It's a common expectation that fraud will shift to e-commerce after EMV-chip cards improve security at the point of sale for U.S. merchants. But mobile payments and banking will also become bigger targets, as has been seen in Europe and other regions. "The long and short of it is there are billions of dollars in fraud being perpetrated at the POS that will need somewhere to go," said Javelin analyst Al Pascual. (Image: Thinkstock)

Outdated Risk Management

Mobile commerce is already considered risky, if only because it is typically categorized as a card-not-present environment. Visa Europe wants to rethink this model in an age where consumers could be using mobile apps to make purchases while also being present at a retailer's store. "Our definition of card-present and card-not-present will need to be looked at; the total cost of those transactions will be very different over time," Jonathan Vaux, executive director of Visa Europe, said in March. (Image: iStock)

Cost Hurdle of Mobile Card Readers

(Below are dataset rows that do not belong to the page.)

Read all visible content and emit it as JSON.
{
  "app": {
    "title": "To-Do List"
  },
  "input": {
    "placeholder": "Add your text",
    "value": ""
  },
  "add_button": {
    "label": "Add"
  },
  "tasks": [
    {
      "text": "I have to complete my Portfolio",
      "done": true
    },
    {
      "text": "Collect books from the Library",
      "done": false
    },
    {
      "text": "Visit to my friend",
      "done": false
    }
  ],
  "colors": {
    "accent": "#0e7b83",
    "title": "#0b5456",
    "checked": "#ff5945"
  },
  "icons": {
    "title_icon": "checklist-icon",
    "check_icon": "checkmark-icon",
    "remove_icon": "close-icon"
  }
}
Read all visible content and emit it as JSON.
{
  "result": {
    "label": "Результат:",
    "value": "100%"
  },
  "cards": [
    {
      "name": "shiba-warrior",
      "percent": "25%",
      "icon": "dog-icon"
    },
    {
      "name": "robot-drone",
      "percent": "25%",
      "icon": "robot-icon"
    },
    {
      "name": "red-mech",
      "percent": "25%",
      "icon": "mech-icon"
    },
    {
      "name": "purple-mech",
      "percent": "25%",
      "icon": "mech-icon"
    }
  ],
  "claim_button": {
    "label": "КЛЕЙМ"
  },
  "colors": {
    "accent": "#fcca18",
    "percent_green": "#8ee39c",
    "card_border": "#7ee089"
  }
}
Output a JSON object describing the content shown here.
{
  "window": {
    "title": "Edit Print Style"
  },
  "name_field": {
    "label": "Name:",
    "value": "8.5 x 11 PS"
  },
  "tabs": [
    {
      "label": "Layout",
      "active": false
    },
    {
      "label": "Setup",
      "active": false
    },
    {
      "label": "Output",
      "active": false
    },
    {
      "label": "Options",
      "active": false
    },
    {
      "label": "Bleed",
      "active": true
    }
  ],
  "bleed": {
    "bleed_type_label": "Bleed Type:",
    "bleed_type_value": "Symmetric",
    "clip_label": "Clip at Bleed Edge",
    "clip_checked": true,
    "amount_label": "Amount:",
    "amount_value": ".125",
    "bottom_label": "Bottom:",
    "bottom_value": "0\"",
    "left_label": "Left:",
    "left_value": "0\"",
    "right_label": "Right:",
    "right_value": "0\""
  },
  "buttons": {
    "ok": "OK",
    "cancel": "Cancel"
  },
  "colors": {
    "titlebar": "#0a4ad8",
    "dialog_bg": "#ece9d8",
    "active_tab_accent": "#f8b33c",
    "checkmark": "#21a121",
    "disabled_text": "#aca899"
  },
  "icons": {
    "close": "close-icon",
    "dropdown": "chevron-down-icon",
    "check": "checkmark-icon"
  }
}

The business model of the mobile point of sale, which often involves providing a free, plug-and-play card reader to micro-merchants, will likely change once EMV-chip cards become common in the U.S. Square signaled this change last year when it announced it would charge a fee of $29 and $39 for the EMV-compatible versions of its hardware. It will still offer its non-EMV card reader for free, and many merchants might stay with that version to save money. (Image: iStock)